DESPITE the fact that Wings has been around for years, I’d never been, so I had a peek at their website before our visit to get up to speed. The ‘latest news’ section was last updated in 2005, with a report on some long-transferred footballer’s wife holding a charity event there. The prices advertised also need updating, as there turned out to be a ten year discrepancy between those online and in reality.
Despite some pretentions, Wings is otherwise reassuringly average
Their dress code states ‘we kindly request for smart dress at all times (i.e. no trainers, sandals, shorts, or casual sportswear.)’ I reckon that if the whole sweaty Man City team pulled up in their designer trackie bottoms straight after training, they’d still be most welcome. I suspect that what they really mean is ‘no riff raff’, or rather, ‘no riff raff without a high five or six figure annual income’.
I’m no expert in feng shui, the ancient Chinese method of creating a balance of space to enhance one’s environment, but Wings don’t seem to be either. Wider than necessary central pillars and high-backed booths block diners from rubber necking other diners and blinds across the front windows prevent anyone looking out towards Lincoln Square, or inwards.

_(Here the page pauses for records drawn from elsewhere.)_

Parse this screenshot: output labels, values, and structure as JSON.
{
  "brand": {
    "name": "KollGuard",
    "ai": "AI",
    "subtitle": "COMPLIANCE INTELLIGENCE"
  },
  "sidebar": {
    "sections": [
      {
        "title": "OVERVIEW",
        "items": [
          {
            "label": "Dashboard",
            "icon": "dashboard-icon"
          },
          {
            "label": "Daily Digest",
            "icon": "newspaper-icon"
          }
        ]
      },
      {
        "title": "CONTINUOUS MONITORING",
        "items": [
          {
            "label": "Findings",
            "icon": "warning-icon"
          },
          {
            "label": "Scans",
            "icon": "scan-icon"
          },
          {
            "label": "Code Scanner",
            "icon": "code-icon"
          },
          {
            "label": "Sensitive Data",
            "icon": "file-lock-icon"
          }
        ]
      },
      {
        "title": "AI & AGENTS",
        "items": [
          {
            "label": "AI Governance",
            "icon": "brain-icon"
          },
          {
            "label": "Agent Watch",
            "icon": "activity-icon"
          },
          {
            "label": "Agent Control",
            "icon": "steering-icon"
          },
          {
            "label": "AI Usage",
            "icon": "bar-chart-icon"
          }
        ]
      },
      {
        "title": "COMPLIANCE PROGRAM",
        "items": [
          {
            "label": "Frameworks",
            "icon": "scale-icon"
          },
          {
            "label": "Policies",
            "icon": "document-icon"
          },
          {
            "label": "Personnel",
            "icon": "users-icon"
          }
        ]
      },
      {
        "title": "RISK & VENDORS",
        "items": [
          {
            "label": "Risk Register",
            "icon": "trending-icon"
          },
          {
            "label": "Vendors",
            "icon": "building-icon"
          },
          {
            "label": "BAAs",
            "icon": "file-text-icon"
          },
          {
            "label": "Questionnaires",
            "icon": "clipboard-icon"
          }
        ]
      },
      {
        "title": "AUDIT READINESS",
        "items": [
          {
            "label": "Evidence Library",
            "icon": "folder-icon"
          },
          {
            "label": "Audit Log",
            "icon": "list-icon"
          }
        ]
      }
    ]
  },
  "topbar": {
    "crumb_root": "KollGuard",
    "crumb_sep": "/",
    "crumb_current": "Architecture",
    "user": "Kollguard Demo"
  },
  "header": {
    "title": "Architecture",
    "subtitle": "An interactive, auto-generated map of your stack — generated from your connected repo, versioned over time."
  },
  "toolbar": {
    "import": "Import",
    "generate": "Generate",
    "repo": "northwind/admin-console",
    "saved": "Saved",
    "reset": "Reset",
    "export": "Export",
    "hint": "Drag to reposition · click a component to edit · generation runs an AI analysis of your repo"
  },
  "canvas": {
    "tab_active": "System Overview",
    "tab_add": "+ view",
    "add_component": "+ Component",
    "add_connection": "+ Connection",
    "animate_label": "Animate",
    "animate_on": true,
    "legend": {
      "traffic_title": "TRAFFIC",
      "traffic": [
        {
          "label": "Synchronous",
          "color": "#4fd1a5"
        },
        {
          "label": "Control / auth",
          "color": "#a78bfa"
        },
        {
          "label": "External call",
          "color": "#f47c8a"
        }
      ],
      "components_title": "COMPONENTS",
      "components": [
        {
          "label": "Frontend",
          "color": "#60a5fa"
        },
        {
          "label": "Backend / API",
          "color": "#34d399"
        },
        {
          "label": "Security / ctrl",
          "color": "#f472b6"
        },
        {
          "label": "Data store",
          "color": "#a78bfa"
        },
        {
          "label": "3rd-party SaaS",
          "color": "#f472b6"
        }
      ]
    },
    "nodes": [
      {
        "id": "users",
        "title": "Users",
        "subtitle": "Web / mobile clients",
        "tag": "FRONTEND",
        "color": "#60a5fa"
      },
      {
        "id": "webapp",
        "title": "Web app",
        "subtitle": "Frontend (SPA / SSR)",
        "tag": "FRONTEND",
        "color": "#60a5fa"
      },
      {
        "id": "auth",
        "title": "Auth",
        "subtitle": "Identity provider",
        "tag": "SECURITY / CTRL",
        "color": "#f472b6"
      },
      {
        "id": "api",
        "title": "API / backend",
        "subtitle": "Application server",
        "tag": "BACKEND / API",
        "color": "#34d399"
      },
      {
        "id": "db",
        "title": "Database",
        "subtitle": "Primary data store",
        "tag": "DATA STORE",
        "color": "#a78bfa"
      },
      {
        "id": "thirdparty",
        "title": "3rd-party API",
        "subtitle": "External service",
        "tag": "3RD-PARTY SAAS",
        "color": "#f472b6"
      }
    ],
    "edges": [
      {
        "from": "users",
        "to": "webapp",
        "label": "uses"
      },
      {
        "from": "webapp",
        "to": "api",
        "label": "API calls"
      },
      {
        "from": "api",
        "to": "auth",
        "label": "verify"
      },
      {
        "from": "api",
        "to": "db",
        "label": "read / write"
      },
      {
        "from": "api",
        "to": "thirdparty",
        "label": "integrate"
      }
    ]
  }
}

Basically, this place is paparazzi proof.
The walls of the slightly outdated but elegant dining room are lined with plates signed by celebrity diners. Well I say ‘celebrity’, but really, as far as I could see, there’s some scrawl from a lot of footballers, lots of people I have never heard of, plus randoms such as Kelly Brook, Barry Manilow, Tulisa and ‘The Cast of Glee’.
Tablecloths and napkins are linen, the round leather dining chairs are blissfully comfortable and even my cheap handbag was elevated in status by being given its own pouf. Two generous baskets of prawn crackers and fried wonton skins with three dipping sauces, varying in degrees of sweetness, awaited our table of four and never appeared on the bill.
The extensive wine list caters for all budgets, with a wide range of decent, affordable bottles costing between £20 and £30. Every white-gloved member of Wings staff was faultlessly excellent from greeting to goodbye. Despite what they might have thought, they remained politely inscrutable in the face of our request for tap water. I suspect they’d react the exact same way if we’d have ordered the eye-watering 1979 Chateau Petrus at £2350.
Despite some pretentions, Wings is otherwise reassuringly average. The standard menu contains few surprises. We started with an unremarkable Dim Sum platter of four assorted steamed dumplings which came with fried seaweed and sweet pickled vegetables (£8.90). When I asked if the pickles were homemade, the waitress replied that they were with an expression so neutral it wouldn’t have even registered on the most sophisticated polygraph test.
Crispy Salt and Pepper Squid (£9.90) was topped with a generous garnish of lightly fried onions, red chilli and garlic so good we wondered which component really was playing the supporting role. Crab and Sweetcorn Soup (£5.90) contained nuggets of real crab rather than crab sticks and my daughter declared it ‘gloopy, but in a good way’. Not much response from my husband in regard to his Peking Hot & Sour Soup (£5.90) despite the fact that he’s been steadily testing every version in Manchester for years. I suspect it’s been placed somewhere midway in the league.
Efforts for food presentation were minimal with our mostly un-photogenic main courses being garnished by a token carrot flower and a sprig of curly parsley. Gloopy Claypot Chicken Curry was unsophisticated and indiscernible from regular chip shop chicken curry; which isn’t necessarily a bad thing until you realise you’ve been charged £13.90 for it. Beef with Chilli and Garlic (£13.90) was so heavy with cornflour thickening they should have name-checked it on the menu as a primary ingredient. Sizzling King Prawns with Ginger, Spring Onions and Garlic (£16.90, main image) made a dramatic entrance but we struggled to elevate it past ‘very nice’. Not sure why Plain Noodles and Beansprouts (£6.50) were almost twice the price of Fried Rice (£3.90) but now I’ve already used the words ‘average’ and ‘unremarkable’ I’m running out of adjectives.
What took me by surprise was the overwhelmingly positive response from people when I told them where I’d been. There seems to be a lot of love out there for Wings for one reason or another. It seems that this place has been the venue for many a good time. The restaurant is comfortable but slightly formal, they try and spoil you a bit but the food remains nostalgically basic. Wing’s must be the Chinese restaurant equivalent of an old favourite pair of slippers that you paid slightly over the odds for.
Wing’s Restaurant, 1 Lincoln Square, Manchester, M2 5LN
Food: 6.5/10 (soup 6, dim sum 6, squid 7, claypot chicken 5, sizzling prawn 6, beef 6)
Service: 4/5 Never play poker against these women